Even developed nations like the United States which have had no polio for several years must continue to be on guard because almost 50% of our children under age 2 in many United States cities are not fully immunized against polio. These un-immunized children are at risk for a case brought into the United States through immigration. Until all countries are free of polio, no country is totally safe.

The Netherlands experienced a recent polio outbreak in 1992 where over 60 people contracted the disease. It came into the country from an immigrant in southern India.

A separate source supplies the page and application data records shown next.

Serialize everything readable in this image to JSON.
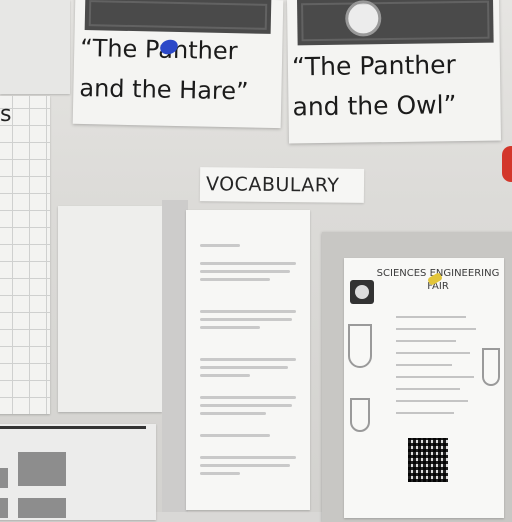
{
  "cards": {
    "left": {
      "line1": "“The Panther",
      "line2": "and the Hare”"
    },
    "right": {
      "line1": "“The Panther",
      "line2": "and the Owl”"
    }
  },
  "vocabulary_label": "VOCABULARY",
  "left_paper_letter": "s",
  "flyer": {
    "title_line1": "SCIENCES ENGINEERING",
    "title_line2": "FAIR"
  },
  "colors": {
    "pin_blue": "#2b48c8",
    "pin_red": "#d3372b",
    "pin_yellow": "#e2c53a",
    "wall": "#dcdbd8"
  }
}
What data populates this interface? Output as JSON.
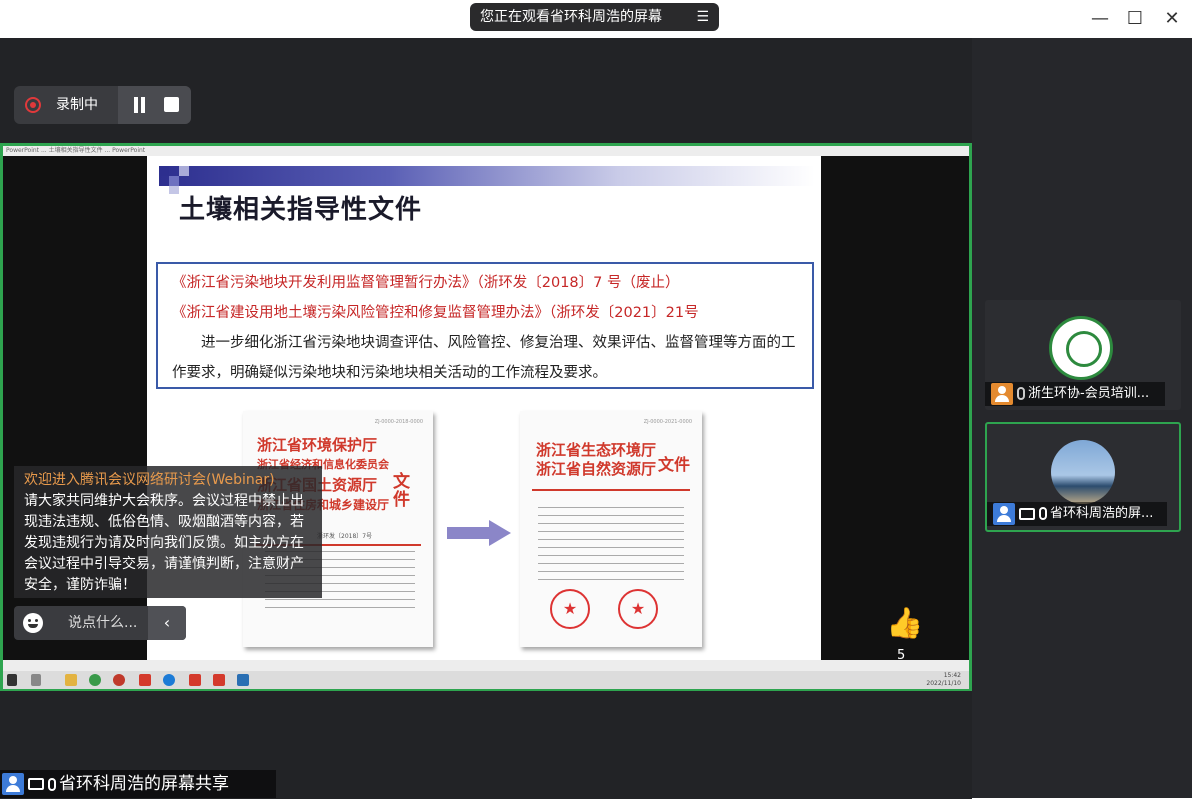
{
  "window": {
    "title": "您正在观看省环科周浩的屏幕",
    "menu_glyph": "☰",
    "minimize_glyph": "—",
    "maximize_glyph": "☐",
    "close_glyph": "✕"
  },
  "recording": {
    "label": "录制中"
  },
  "powerpoint": {
    "titlebar_text": "PowerPoint ...  土壤相关指导性文件 ...  PowerPoint"
  },
  "slide": {
    "title": "土壤相关指导性文件",
    "line1": "《浙江省污染地块开发利用监督管理暂行办法》（浙环发〔2018〕7 号（废止）",
    "line2": "《浙江省建设用地土壤污染风险管控和修复监督管理办法》（浙环发〔2021〕21号",
    "paragraph": "进一步细化浙江省污染地块调查评估、风险管控、修复治理、效果评估、监督管理等方面的工作要求，明确疑似污染地块和污染地块相关活动的工作流程及要求。",
    "doc1": {
      "header_lines": [
        "浙江省环境保护厅",
        "浙江省经济和信息化委员会",
        "浙江省国土资源厅",
        "浙江省住房和城乡建设厅"
      ],
      "header_suffix": "文件",
      "number": "浙环发〔2018〕7号"
    },
    "doc2": {
      "header_lines": [
        "浙江省生态环境厅",
        "浙江省自然资源厅"
      ],
      "header_suffix": "文件"
    }
  },
  "notice": {
    "heading": "欢迎进入腾讯会议网络研讨会(Webinar)",
    "body": "请大家共同维护大会秩序。会议过程中禁止出现违法违规、低俗色情、吸烟酗酒等内容，若发现违规行为请及时向我们反馈。如主办方在会议过程中引导交易，请谨慎判断，注意财产安全，谨防诈骗！"
  },
  "chat": {
    "placeholder": "说点什么..."
  },
  "page_number": "5",
  "participants": [
    {
      "name": "浙生环协-会员培训..."
    },
    {
      "name": "省环科周浩的屏..."
    }
  ],
  "bottom_label": "省环科周浩的屏幕共享",
  "taskbar": {
    "time": "15:42",
    "date": "2022/11/10"
  }
}
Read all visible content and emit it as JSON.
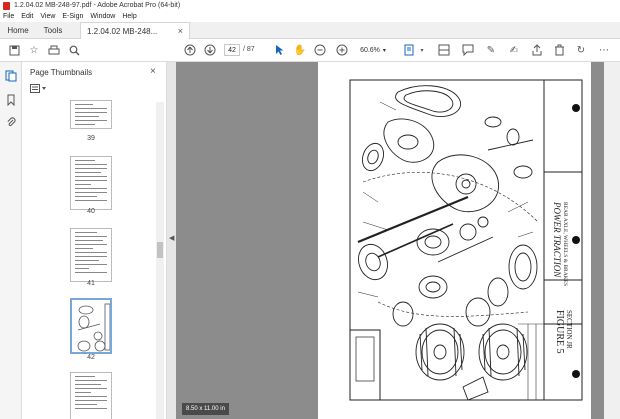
{
  "window": {
    "title": "1.2.04.02  MB-248-97.pdf - Adobe Acrobat Pro (64-bit)"
  },
  "menu": [
    "File",
    "Edit",
    "View",
    "E-Sign",
    "Window",
    "Help"
  ],
  "tabs": {
    "home": "Home",
    "tools": "Tools",
    "doc": "1.2.04.02  MB-248...",
    "close": "×"
  },
  "toolbar": {
    "page_current": "42",
    "page_total": "/ 87",
    "zoom": "60.6%"
  },
  "thumbnails": {
    "title": "Page Thumbnails",
    "close": "×",
    "pages": [
      "39",
      "40",
      "41",
      "42"
    ]
  },
  "document": {
    "page_size": "8.50 x 11.00 in"
  },
  "drawing_text": {
    "figure": "FIGURE 5",
    "section": "SECTION JR",
    "caption": "POWER TRACTION",
    "subcaption": "REAR AXLE, WHEELS & BRAKES"
  }
}
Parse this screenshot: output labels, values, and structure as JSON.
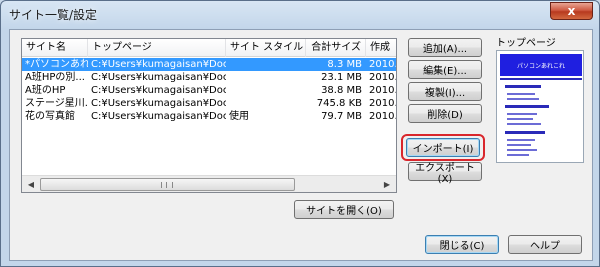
{
  "window": {
    "title": "サイト一覧/設定",
    "close_label": "x"
  },
  "list": {
    "columns": [
      "サイト名",
      "トップページ",
      "サイト スタイル",
      "合計サイズ",
      "作成"
    ],
    "rows": [
      {
        "name": "*パソコンあれ...",
        "top": "C:¥Users¥kumagaisan¥Docu...",
        "style": "",
        "size": "8.3 MB",
        "created": "2010."
      },
      {
        "name": "A班HPの別...",
        "top": "C:¥Users¥kumagaisan¥Docu...",
        "style": "",
        "size": "23.1 MB",
        "created": "2010."
      },
      {
        "name": "A班のHP",
        "top": "C:¥Users¥kumagaisan¥Docu...",
        "style": "",
        "size": "38.8 MB",
        "created": "2010."
      },
      {
        "name": "ステージ星川...",
        "top": "C:¥Users¥kumagaisan¥Docu...",
        "style": "",
        "size": "745.8 KB",
        "created": "2010."
      },
      {
        "name": "花の写真館",
        "top": "C:¥Users¥kumagaisan¥Docu...",
        "style": "使用",
        "size": "79.7 MB",
        "created": "2010."
      }
    ],
    "scroll_left": "◀",
    "scroll_right": "▶",
    "selected_index": 0
  },
  "buttons": {
    "add": "追加(A)...",
    "edit": "編集(E)...",
    "copy": "複製(I)...",
    "delete": "削除(D)",
    "import": "インポート(I)",
    "export": "エクスポート(X)",
    "open_site": "サイトを開く(O)",
    "close": "閉じる(C)",
    "help": "ヘルプ"
  },
  "preview": {
    "label": "トップページ",
    "banner_text": "パソコンあれこれ"
  },
  "colors": {
    "selection": "#3399ff",
    "highlight_ring": "#d9262c",
    "preview_banner": "#1f1fe0"
  }
}
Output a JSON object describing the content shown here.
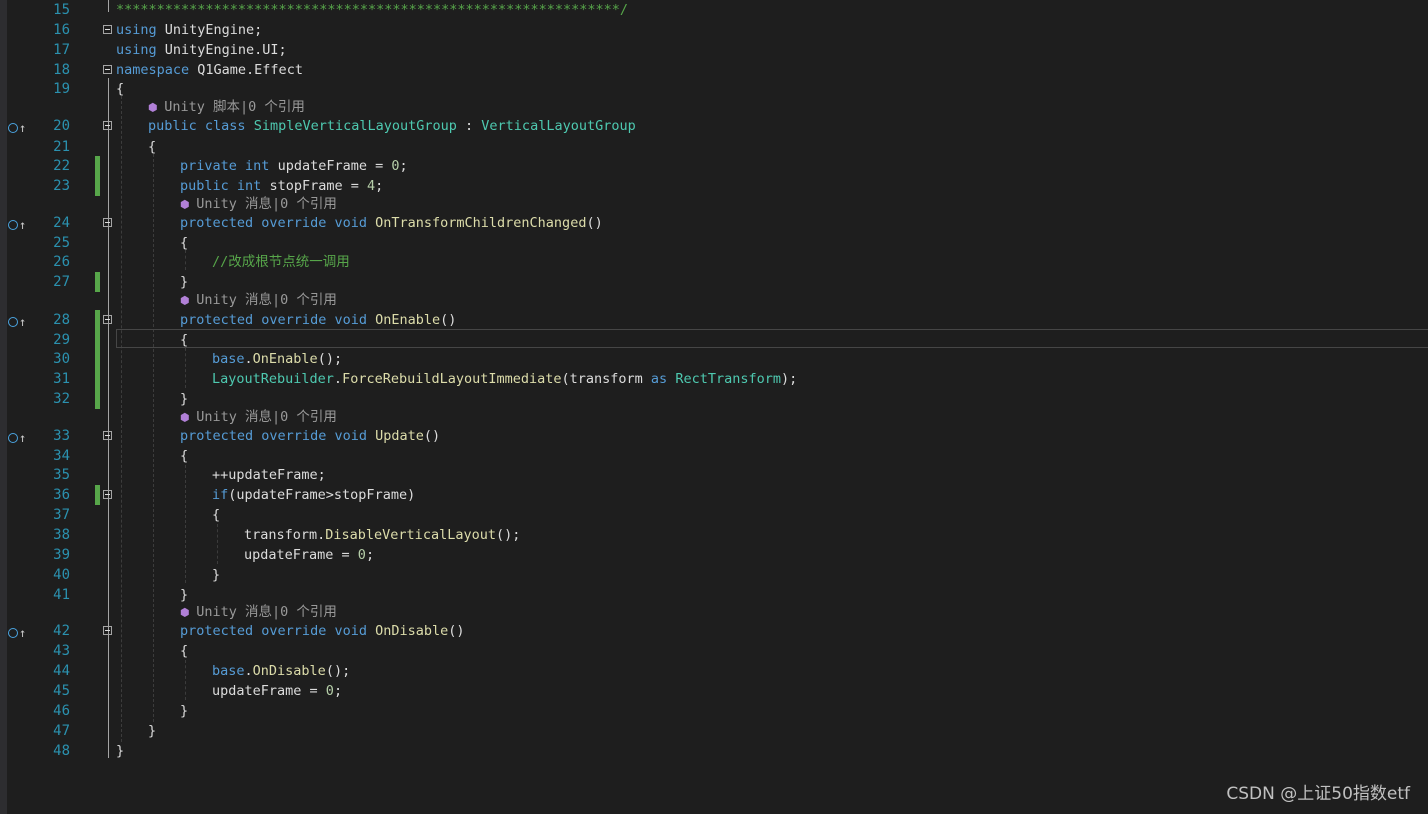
{
  "editor": {
    "lines": [
      {
        "n": "15",
        "text": "**************************************************************/"
      },
      {
        "n": "16",
        "kw": "using",
        "rest": " UnityEngine;"
      },
      {
        "n": "17",
        "kw": "using",
        "rest": " UnityEngine.UI;"
      },
      {
        "n": "18",
        "kw": "namespace",
        "rest": " Q1Game.Effect"
      },
      {
        "n": "19",
        "text": "{"
      },
      {
        "lens": "Unity 脚本|0 个引用"
      },
      {
        "n": "20",
        "kw1": "public",
        "kw2": "class",
        "cls": "SimpleVerticalLayoutGroup",
        "sep": " : ",
        "base": "VerticalLayoutGroup"
      },
      {
        "n": "21",
        "text": "{"
      },
      {
        "n": "22",
        "kw1": "private",
        "kw2": "int",
        "rest": " updateFrame = ",
        "val": "0",
        "end": ";"
      },
      {
        "n": "23",
        "kw1": "public",
        "kw2": "int",
        "rest": " stopFrame = ",
        "val": "4",
        "end": ";"
      },
      {
        "lens": "Unity 消息|0 个引用"
      },
      {
        "n": "24",
        "kw1": "protected",
        "kw2": "override",
        "kw3": "void",
        "fn": "OnTransformChildrenChanged",
        "end": "()"
      },
      {
        "n": "25",
        "text": "{"
      },
      {
        "n": "26",
        "comment": "//改成根节点统一调用"
      },
      {
        "n": "27",
        "text": "}"
      },
      {
        "lens": "Unity 消息|0 个引用"
      },
      {
        "n": "28",
        "kw1": "protected",
        "kw2": "override",
        "kw3": "void",
        "fn": "OnEnable",
        "end": "()"
      },
      {
        "n": "29",
        "text": "{"
      },
      {
        "n": "30",
        "kw": "base",
        "rest": ".",
        "fn": "OnEnable",
        "end": "();"
      },
      {
        "n": "31",
        "ty": "LayoutRebuilder",
        "rest": ".",
        "fn": "ForceRebuildLayoutImmediate",
        "mid": "(transform ",
        "kw": "as",
        "ty2": " RectTransform",
        "end": ");"
      },
      {
        "n": "32",
        "text": "}"
      },
      {
        "lens": "Unity 消息|0 个引用"
      },
      {
        "n": "33",
        "kw1": "protected",
        "kw2": "override",
        "kw3": "void",
        "fn": "Update",
        "end": "()"
      },
      {
        "n": "34",
        "text": "{"
      },
      {
        "n": "35",
        "text": "++updateFrame;"
      },
      {
        "n": "36",
        "kw": "if",
        "rest": "(updateFrame>stopFrame)"
      },
      {
        "n": "37",
        "text": "{"
      },
      {
        "n": "38",
        "pre": "transform.",
        "fn": "DisableVerticalLayout",
        "end": "();"
      },
      {
        "n": "39",
        "rest": "updateFrame = ",
        "val": "0",
        "end": ";"
      },
      {
        "n": "40",
        "text": "}"
      },
      {
        "n": "41",
        "text": "}"
      },
      {
        "lens": "Unity 消息|0 个引用"
      },
      {
        "n": "42",
        "kw1": "protected",
        "kw2": "override",
        "kw3": "void",
        "fn": "OnDisable",
        "end": "()"
      },
      {
        "n": "43",
        "text": "{"
      },
      {
        "n": "44",
        "kw": "base",
        "rest": ".",
        "fn": "OnDisable",
        "end": "();"
      },
      {
        "n": "45",
        "rest": "updateFrame = ",
        "val": "0",
        "end": ";"
      },
      {
        "n": "46",
        "text": "}"
      },
      {
        "n": "47",
        "text": "}"
      },
      {
        "n": "48",
        "text": "}"
      }
    ]
  },
  "watermark": "CSDN @上证50指数etf",
  "colors": {
    "background": "#1e1e1e",
    "keyword": "#569cd6",
    "type": "#4ec9b0",
    "method": "#dcdcaa",
    "comment": "#57a64a",
    "number": "#b5cea8",
    "line_number": "#2b91af",
    "change_bar": "#57a64a"
  },
  "icons": {
    "glyph_20": "class-override-icon",
    "glyph_method": "method-override-icon",
    "lens": "unity-cube-icon",
    "fold": "fold-collapse-icon"
  }
}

What are the benefits of wiping out polio world wide? Besides the obvious benefit of no more patients suffering this dread disease there will also be great financial benefits. Eventually the polio immunization may be stopped saving lots of money and time. Second there will be a great reduction in needless death, illness and long term suffering from this disease. Third, primary health care will be strengthened through better preventive health services. We must continue to spend the money, the time and the energy to fight to wipe out polio in these third world countries so that we can all be polio free by the year 2000 or shortly after that. When you see a Rotarian, commend them for their work with the World Health Organization on this worthy project.